- Instructions for the task -
Across the material below, say how many lines contain the string "data", and add no other words.

- Extracted information -

==================================================

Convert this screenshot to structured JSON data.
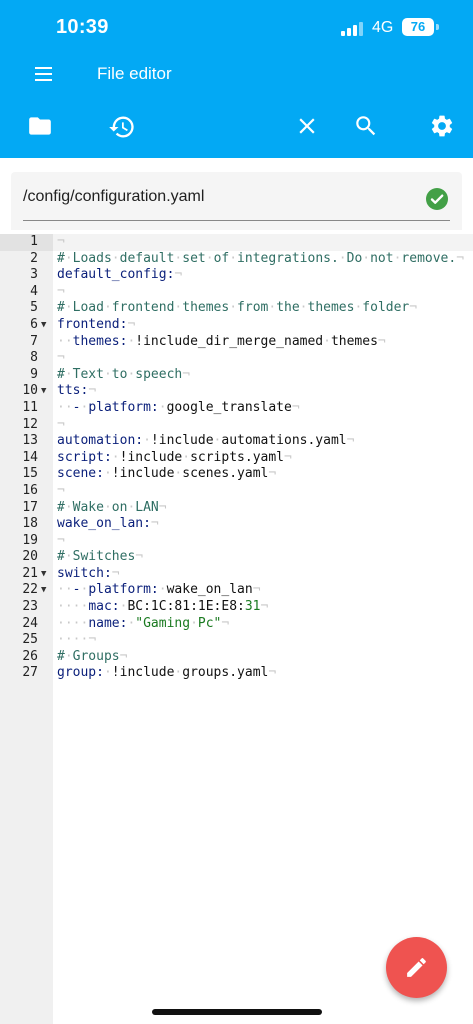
{
  "status_bar": {
    "time": "10:39",
    "network": "4G",
    "battery": "76"
  },
  "app_bar": {
    "title": "File editor"
  },
  "toolbar": {
    "icons": [
      "folder-icon",
      "history-icon",
      "close-icon",
      "search-icon",
      "settings-icon"
    ]
  },
  "path": {
    "value": "/config/configuration.yaml"
  },
  "colors": {
    "primary": "#03a9f4",
    "fab": "#ef5350",
    "valid": "#43a047"
  },
  "editor": {
    "lines": [
      {
        "n": "1",
        "fold": false,
        "code": ""
      },
      {
        "n": "2",
        "fold": false,
        "code": "# Loads default set of integrations. Do not remove."
      },
      {
        "n": "3",
        "fold": false,
        "code": "default_config:"
      },
      {
        "n": "4",
        "fold": false,
        "code": ""
      },
      {
        "n": "5",
        "fold": false,
        "code": "# Load frontend themes from the themes folder"
      },
      {
        "n": "6",
        "fold": true,
        "code": "frontend:"
      },
      {
        "n": "7",
        "fold": false,
        "code": "  themes: !include_dir_merge_named themes"
      },
      {
        "n": "8",
        "fold": false,
        "code": ""
      },
      {
        "n": "9",
        "fold": false,
        "code": "# Text to speech"
      },
      {
        "n": "10",
        "fold": true,
        "code": "tts:"
      },
      {
        "n": "11",
        "fold": false,
        "code": "  - platform: google_translate"
      },
      {
        "n": "12",
        "fold": false,
        "code": ""
      },
      {
        "n": "13",
        "fold": false,
        "code": "automation: !include automations.yaml"
      },
      {
        "n": "14",
        "fold": false,
        "code": "script: !include scripts.yaml"
      },
      {
        "n": "15",
        "fold": false,
        "code": "scene: !include scenes.yaml"
      },
      {
        "n": "16",
        "fold": false,
        "code": ""
      },
      {
        "n": "17",
        "fold": false,
        "code": "# Wake on LAN"
      },
      {
        "n": "18",
        "fold": false,
        "code": "wake_on_lan:"
      },
      {
        "n": "19",
        "fold": false,
        "code": ""
      },
      {
        "n": "20",
        "fold": false,
        "code": "# Switches"
      },
      {
        "n": "21",
        "fold": true,
        "code": "switch:"
      },
      {
        "n": "22",
        "fold": true,
        "code": "  - platform: wake_on_lan"
      },
      {
        "n": "23",
        "fold": false,
        "code": "    mac: BC:1C:81:1E:E8:31"
      },
      {
        "n": "24",
        "fold": false,
        "code": "    name: \"Gaming Pc\""
      },
      {
        "n": "25",
        "fold": false,
        "code": "    "
      },
      {
        "n": "26",
        "fold": false,
        "code": "# Groups"
      },
      {
        "n": "27",
        "fold": false,
        "code": "group: !include groups.yaml"
      }
    ]
  },
  "fab": {
    "icon": "pencil-icon"
  }
}
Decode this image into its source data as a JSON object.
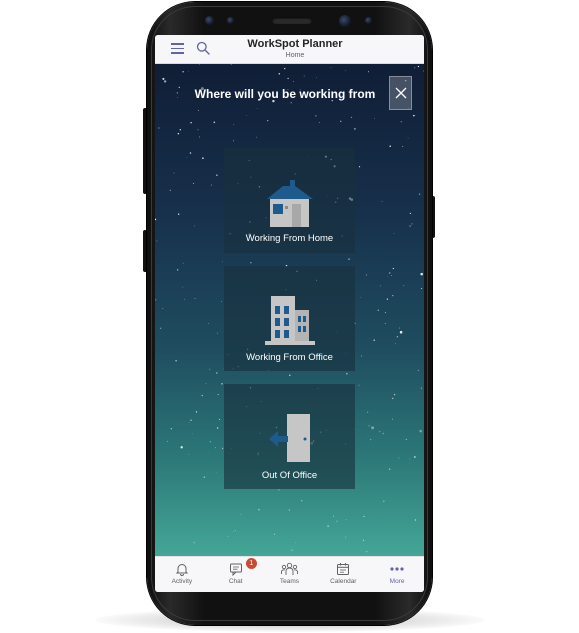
{
  "app": {
    "title": "WorkSpot Planner",
    "subtitle": "Home"
  },
  "hero": {
    "prompt": "Where will you be working from"
  },
  "options": [
    {
      "label": "Working From Home",
      "icon": "house-icon"
    },
    {
      "label": "Working From Office",
      "icon": "office-building-icon"
    },
    {
      "label": "Out Of Office",
      "icon": "door-exit-icon"
    }
  ],
  "tabs": [
    {
      "label": "Activity",
      "icon": "bell-icon"
    },
    {
      "label": "Chat",
      "icon": "chat-icon",
      "badge": "1"
    },
    {
      "label": "Teams",
      "icon": "teams-icon"
    },
    {
      "label": "Calendar",
      "icon": "calendar-icon"
    },
    {
      "label": "More",
      "icon": "more-icon",
      "active": true
    }
  ],
  "colors": {
    "accent": "#6264a7",
    "badge": "#cc4a31",
    "sky_top": "#101e36",
    "sky_bottom": "#44a697",
    "icon_blue": "#1f5a8c",
    "icon_gray": "#c6c6c6"
  }
}
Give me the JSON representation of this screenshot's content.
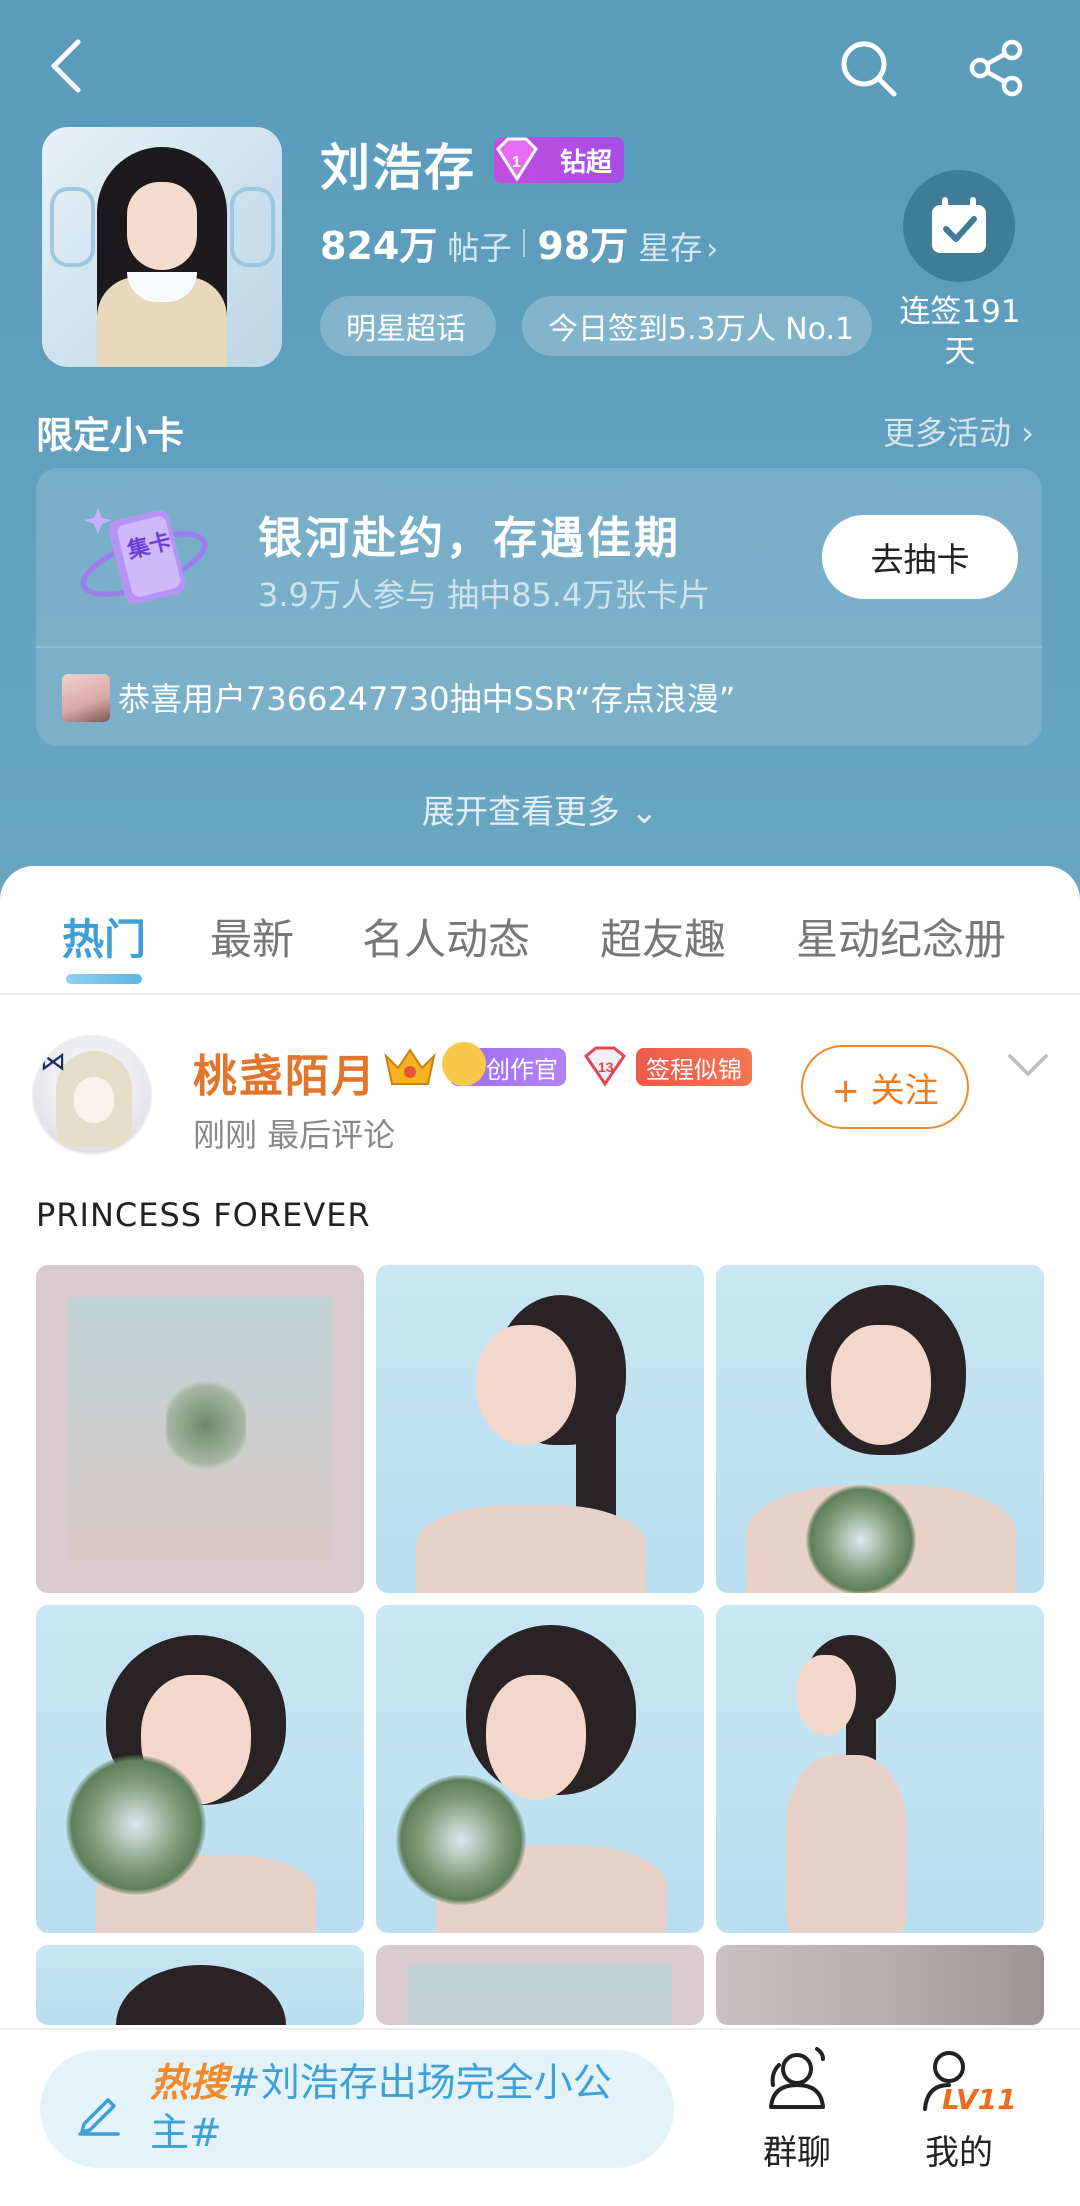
{
  "header": {
    "back_icon": "back-arrow-icon",
    "search_icon": "search-icon",
    "share_icon": "share-icon"
  },
  "profile": {
    "name": "刘浩存",
    "badge": "钻超",
    "posts_count": "824万",
    "posts_label": "帖子",
    "stars_count": "98万",
    "stars_label": "星存",
    "stars_chevron": "›",
    "tag_star": "明星超话",
    "checkin_rank": "今日签到5.3万人 No.1",
    "streak_text": "连签191天"
  },
  "limited_cards": {
    "title": "限定小卡",
    "more": "更多活动 ›",
    "card_icon_text": "集卡",
    "card_title": "银河赴约，存遇佳期",
    "card_sub": "3.9万人参与 抽中85.4万张卡片",
    "draw_button": "去抽卡",
    "winner_text": "恭喜用户7366247730抽中SSR“存点浪漫”",
    "expand": "展开查看更多 ⌄"
  },
  "tabs": [
    {
      "label": "热门",
      "active": true
    },
    {
      "label": "最新",
      "active": false
    },
    {
      "label": "名人动态",
      "active": false
    },
    {
      "label": "超友趣",
      "active": false
    },
    {
      "label": "星动纪念册",
      "active": false
    }
  ],
  "post": {
    "author": "桃盏陌月",
    "creator_badge": "创作官",
    "gem_level": "13",
    "sign_badge": "签程似锦",
    "meta": "刚刚 最后评论",
    "follow_button": "+ 关注",
    "text": "PRINCESS FOREVER"
  },
  "bottom": {
    "hot_label": "热搜",
    "compose_text": "#刘浩存出场完全小公主#",
    "nav_group": "群聊",
    "nav_me": "我的",
    "level": "LV11"
  },
  "colors": {
    "header_bg": "#5f9fbd",
    "accent_blue": "#3d9fd3",
    "author_orange": "#e2742b",
    "follow_orange": "#ef7a1c",
    "diamond_purple": "#b84ee3"
  }
}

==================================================

- Response area -
2